Consumer price inflation rose from 0.5% the month before to 0.7% in June, due mainly to increases in prices of agricultural, livestock and fisheries products and to a narrowing of the extent of decline in petroleum product prices. Core inflation excluding agricultural and petroleum product prices fell slightly to 2.0%, from 2.1% in May. Looking ahead the Committee forecasts that inflation will continue at a low level, due mainly to the effects of the low oil prices. In the housing market, the upward trends of sales and leasehold deposit prices have continued in both Seoul and its surrounding areas and the rest of the country.
In the domestic financial markets, influenced mostly by the situation in Greece, stock prices have fallen and the Korean won has depreciated against both the US dollar and the Japanese yen. Long-term market interest rates have risen, in response mainly to expectations of a policy rate hike by the US Federal Reserve and of an increased volume of Korean Treasury bond issuance. Bank household lending has sustained a trend of increase at a level substantially exceeding that of recent years, led by mortgage loans.
Looking ahead, while working to sustain the recovery of economic growth, the Committee will conduct monetary policy so as to maintain price stability over a medium-term horizon and pay attention to financial stability.
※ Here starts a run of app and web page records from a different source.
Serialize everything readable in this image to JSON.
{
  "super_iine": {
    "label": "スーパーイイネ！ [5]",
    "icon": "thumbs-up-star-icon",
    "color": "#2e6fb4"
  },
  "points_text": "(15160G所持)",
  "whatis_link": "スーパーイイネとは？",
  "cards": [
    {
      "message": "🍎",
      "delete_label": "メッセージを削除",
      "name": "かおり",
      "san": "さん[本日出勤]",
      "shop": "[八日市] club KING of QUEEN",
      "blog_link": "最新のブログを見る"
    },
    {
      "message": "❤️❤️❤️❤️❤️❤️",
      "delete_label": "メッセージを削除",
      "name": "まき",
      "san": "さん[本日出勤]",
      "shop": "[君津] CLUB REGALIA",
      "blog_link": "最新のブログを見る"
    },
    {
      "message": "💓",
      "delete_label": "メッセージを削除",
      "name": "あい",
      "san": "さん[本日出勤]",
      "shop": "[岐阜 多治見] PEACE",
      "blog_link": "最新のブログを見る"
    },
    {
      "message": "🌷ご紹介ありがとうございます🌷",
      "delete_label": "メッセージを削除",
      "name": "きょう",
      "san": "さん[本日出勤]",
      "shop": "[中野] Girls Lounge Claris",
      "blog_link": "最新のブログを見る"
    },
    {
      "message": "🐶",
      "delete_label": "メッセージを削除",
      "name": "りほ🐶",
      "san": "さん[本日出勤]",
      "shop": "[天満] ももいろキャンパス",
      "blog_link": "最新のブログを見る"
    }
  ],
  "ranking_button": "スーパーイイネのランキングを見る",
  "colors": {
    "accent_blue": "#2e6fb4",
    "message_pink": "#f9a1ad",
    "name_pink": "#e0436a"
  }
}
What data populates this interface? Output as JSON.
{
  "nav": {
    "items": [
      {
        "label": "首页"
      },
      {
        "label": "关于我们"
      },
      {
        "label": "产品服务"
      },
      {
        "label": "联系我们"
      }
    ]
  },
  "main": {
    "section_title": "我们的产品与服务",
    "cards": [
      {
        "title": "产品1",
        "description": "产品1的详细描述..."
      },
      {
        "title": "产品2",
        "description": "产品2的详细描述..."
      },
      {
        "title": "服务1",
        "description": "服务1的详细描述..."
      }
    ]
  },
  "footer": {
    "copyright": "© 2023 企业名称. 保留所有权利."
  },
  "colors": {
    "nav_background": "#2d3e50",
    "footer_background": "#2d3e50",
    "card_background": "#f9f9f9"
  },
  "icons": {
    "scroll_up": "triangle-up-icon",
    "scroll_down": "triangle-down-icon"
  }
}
In this process it will closely monitor the trend of increase in household debt and external risk factors such as the situation in Greece and shifts in major countries’ monetary policies, as well as the trends of capital flows."